There are now multiple polls that show Ron Paul has gained support and
has a legitimate chance to come in first or second in Iowa and New
Hampshire. I would now call Ron Paul one of three front-runners in
both Iowa and New Hampshire alongside Mitt Romney and a third candidate,
currently Newt Gingrich. If Ron Paul wins Iowa, which he might, all
bets are off. Also, most analysts miss the fact that many states have
open systems where independents, and in some cases Democrats, can vote
for a Republican nominee. This could give a further boost to Paul.
It is now time to give Ron Paul the attention he deserves in debates and throughout the political community.
For Paul this presents good news and new challenges as his positions are given the kind of wider attention I have called for. For example, his foreign policy positions could help him attract independents and some Democrats in open primary states, along with some Republicans, but they also conflict with the majority Republican view.
The campaign gets very interesting if Newt Gingrich joins Herman Cain, Rick Perry and Donald TrumpDonald TrumpCapitol fencing starts coming down after 'Justice for J6' rally Netanyahu suggests Biden fell asleep in meeting with Israeli PM Aides try to keep Biden away from unscripted events or long interviews, book claims MORE in collapsing, which would give Paul a head-to-head contest with Romney.
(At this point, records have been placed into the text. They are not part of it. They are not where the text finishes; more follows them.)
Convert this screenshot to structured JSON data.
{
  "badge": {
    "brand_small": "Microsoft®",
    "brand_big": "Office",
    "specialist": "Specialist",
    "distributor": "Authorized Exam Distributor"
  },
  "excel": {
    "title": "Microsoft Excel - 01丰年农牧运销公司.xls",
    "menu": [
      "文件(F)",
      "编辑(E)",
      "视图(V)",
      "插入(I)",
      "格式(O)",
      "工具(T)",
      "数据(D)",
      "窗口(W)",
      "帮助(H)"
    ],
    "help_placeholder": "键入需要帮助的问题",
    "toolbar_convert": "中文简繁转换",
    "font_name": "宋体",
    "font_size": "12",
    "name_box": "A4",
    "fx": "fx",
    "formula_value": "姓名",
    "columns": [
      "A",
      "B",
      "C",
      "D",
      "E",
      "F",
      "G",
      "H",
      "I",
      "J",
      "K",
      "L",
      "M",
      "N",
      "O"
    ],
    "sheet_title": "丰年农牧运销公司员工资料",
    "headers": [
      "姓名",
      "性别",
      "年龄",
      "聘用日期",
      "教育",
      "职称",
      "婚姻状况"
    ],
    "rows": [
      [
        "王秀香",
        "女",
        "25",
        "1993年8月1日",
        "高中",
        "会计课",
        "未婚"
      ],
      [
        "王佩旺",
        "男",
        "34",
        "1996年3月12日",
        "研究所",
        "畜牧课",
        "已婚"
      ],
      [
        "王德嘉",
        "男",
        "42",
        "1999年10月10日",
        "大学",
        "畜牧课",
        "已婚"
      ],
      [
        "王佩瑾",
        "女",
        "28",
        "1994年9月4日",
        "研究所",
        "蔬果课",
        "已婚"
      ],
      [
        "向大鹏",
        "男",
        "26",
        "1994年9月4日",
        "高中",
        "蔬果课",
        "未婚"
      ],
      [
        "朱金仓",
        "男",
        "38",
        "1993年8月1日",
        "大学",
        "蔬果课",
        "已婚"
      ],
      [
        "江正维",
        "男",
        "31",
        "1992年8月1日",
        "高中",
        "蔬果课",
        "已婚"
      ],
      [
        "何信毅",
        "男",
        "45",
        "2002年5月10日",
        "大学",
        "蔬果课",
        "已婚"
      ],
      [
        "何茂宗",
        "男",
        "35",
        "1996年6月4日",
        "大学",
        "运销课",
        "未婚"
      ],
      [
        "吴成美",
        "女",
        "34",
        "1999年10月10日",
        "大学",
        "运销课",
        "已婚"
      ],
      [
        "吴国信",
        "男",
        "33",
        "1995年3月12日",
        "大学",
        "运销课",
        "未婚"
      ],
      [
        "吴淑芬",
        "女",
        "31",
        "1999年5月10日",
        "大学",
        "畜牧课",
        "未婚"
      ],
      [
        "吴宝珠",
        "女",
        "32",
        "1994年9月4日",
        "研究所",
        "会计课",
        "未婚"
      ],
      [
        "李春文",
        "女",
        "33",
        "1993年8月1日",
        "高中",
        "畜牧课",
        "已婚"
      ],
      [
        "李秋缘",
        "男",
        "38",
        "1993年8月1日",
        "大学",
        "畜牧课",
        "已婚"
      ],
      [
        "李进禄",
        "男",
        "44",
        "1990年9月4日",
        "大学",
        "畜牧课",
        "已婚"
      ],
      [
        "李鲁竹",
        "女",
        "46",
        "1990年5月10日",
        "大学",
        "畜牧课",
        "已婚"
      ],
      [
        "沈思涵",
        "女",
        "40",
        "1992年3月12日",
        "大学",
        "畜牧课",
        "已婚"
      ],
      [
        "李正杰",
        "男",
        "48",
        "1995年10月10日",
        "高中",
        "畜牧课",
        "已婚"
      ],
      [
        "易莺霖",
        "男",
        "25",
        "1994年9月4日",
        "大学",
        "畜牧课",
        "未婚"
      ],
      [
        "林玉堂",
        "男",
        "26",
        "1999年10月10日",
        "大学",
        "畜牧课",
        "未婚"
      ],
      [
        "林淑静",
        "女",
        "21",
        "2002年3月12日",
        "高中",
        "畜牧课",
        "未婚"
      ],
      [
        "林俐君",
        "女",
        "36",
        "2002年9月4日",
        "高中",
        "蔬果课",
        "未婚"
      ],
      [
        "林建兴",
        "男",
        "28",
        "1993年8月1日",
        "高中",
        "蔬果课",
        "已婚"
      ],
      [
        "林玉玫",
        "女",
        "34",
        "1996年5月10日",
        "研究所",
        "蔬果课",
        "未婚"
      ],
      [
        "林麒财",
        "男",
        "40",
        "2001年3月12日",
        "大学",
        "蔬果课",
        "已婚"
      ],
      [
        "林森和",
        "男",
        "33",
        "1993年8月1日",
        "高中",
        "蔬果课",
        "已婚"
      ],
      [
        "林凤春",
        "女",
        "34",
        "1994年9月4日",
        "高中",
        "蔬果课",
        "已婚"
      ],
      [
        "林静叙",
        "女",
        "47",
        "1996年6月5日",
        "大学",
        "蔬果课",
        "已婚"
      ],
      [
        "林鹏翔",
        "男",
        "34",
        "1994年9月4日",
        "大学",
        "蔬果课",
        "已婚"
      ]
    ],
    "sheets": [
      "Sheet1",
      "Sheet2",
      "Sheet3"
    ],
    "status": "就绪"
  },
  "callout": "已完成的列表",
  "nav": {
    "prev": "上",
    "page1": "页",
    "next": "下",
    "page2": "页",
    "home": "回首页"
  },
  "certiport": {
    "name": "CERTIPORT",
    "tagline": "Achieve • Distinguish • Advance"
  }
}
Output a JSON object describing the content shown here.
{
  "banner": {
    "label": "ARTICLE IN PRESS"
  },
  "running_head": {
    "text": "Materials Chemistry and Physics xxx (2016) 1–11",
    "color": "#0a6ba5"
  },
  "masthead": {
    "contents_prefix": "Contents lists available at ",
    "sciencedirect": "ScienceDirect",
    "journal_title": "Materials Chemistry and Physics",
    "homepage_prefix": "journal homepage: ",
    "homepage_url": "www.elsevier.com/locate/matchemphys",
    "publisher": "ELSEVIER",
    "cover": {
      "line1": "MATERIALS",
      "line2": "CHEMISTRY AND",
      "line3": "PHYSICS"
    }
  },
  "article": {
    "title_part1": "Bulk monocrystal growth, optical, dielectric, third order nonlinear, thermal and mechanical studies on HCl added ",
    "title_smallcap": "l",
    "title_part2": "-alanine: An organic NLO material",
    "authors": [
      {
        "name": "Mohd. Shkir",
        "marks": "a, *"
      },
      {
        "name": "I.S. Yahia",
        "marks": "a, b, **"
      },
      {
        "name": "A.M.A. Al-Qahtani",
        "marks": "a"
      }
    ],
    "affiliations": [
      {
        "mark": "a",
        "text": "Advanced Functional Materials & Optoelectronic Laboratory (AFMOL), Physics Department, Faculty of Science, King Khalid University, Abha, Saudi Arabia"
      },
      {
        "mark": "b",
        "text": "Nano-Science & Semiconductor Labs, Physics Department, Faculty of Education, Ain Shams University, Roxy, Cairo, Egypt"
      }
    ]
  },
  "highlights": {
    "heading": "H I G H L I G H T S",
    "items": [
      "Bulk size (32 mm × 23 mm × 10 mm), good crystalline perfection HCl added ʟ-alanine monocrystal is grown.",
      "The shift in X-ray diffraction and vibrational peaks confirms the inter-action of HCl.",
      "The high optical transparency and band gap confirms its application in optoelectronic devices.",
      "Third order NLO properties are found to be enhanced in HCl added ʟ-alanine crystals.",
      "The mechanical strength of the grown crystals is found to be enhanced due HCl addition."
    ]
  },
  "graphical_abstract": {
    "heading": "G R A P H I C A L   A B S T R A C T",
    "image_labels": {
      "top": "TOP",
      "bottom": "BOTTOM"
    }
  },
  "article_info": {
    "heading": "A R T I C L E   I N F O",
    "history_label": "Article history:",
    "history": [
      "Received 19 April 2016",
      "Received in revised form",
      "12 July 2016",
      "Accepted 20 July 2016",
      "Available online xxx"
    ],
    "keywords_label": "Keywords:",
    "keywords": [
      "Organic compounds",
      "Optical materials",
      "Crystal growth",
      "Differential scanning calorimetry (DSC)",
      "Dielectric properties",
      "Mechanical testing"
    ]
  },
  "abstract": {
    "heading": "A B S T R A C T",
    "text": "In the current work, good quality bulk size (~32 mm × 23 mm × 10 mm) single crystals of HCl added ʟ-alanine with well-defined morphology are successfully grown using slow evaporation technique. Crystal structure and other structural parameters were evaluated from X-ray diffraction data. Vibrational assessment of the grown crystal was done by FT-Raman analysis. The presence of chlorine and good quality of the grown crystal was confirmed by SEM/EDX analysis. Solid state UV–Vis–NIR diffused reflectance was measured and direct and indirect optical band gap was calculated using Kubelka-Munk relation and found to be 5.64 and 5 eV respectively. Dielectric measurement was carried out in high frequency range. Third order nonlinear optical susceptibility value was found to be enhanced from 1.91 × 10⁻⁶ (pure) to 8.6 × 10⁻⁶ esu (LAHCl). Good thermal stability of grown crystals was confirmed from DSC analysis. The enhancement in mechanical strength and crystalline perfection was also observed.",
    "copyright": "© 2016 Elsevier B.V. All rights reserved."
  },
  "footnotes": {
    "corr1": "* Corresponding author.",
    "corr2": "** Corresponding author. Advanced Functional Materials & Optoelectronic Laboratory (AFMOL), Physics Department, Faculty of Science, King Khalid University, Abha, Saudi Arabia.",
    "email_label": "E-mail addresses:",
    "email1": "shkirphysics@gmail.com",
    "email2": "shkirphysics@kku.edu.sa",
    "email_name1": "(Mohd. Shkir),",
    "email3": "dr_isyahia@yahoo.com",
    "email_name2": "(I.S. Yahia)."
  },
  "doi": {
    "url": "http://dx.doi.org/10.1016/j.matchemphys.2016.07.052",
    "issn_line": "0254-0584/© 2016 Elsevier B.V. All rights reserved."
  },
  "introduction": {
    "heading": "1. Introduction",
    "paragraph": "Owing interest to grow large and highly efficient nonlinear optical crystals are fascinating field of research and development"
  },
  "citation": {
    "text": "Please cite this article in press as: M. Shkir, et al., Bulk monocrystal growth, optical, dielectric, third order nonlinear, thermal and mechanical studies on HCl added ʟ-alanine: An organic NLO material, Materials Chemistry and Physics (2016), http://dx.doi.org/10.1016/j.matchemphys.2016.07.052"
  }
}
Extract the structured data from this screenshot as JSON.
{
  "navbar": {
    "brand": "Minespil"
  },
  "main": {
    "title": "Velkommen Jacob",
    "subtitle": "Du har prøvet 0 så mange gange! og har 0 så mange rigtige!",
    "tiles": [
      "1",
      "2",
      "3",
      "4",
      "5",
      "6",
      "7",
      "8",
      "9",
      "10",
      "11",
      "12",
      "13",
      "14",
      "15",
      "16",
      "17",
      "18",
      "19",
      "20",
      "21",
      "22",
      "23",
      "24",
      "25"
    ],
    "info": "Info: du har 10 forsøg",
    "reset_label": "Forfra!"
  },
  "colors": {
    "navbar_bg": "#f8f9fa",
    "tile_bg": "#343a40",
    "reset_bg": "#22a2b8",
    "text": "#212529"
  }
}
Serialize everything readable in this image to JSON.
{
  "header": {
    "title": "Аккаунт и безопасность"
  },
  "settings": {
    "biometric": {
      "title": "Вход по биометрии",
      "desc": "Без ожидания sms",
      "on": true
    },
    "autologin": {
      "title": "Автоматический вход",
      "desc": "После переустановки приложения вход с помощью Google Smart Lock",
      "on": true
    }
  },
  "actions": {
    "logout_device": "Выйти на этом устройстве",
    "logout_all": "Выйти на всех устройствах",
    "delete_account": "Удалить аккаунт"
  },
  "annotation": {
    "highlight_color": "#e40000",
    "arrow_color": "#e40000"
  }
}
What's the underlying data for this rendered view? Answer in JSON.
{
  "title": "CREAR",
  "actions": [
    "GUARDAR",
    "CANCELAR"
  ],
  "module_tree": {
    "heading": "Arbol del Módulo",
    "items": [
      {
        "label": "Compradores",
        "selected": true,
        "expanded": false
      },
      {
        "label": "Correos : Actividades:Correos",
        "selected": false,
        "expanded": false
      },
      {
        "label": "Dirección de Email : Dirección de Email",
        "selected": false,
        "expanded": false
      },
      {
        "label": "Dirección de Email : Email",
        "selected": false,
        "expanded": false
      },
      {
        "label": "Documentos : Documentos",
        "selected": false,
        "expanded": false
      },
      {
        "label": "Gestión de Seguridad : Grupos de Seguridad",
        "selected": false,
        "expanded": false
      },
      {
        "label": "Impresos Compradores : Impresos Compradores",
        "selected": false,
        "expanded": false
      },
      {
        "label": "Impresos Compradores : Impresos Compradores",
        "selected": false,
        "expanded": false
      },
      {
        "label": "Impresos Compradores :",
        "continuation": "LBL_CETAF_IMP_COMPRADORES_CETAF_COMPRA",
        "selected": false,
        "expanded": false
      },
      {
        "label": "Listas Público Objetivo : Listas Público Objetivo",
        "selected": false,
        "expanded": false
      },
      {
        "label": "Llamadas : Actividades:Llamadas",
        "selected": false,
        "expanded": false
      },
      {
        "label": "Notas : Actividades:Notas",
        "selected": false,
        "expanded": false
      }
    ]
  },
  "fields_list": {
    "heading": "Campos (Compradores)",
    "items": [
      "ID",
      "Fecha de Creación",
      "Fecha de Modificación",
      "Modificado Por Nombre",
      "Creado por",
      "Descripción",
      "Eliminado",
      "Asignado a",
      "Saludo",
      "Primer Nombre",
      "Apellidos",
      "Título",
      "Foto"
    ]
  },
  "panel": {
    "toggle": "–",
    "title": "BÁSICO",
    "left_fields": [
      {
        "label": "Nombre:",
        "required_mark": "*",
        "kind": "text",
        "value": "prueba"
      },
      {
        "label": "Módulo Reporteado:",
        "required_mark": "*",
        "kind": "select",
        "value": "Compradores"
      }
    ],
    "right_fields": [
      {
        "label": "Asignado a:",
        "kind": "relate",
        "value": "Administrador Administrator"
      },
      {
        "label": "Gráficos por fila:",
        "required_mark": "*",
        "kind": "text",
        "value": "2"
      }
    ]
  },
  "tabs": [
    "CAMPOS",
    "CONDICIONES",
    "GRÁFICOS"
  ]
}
I am not predicting Ron Paul is nominated, I am suggesting he deserves to be treated with the respect of now being a serious contender to win first or second place in Iowa and New Hampshire. I have always predicted that Paul will ultimately be one of three finalists for the Republican nomination, which will become a three-person race, with Ron Paul one of the three.
At a minimum Ron Paul is now a force to be reckoned with. His support has surged in multiple polls. His fundraising will probably surge even more. He has the potential to be a kingmaker if he is the third Republican left at the convention with no candidate having a majority of delegates.
No doubt about it, a Ron Paul third-party candidacy would now be very formidable.
It may be that before this is done, one of the most important questions in American politics will be whether Paul runs as a third-party candidate, especially if the race is between Barack ObamaBarack Hussein ObamaWhite House debates vaccines for air travel Five questions and answers about the debt ceiling fight Our remote warfare counterterrorism strategy is more risk than reward MORE and Mitt Romney. Fasten your seatbelts.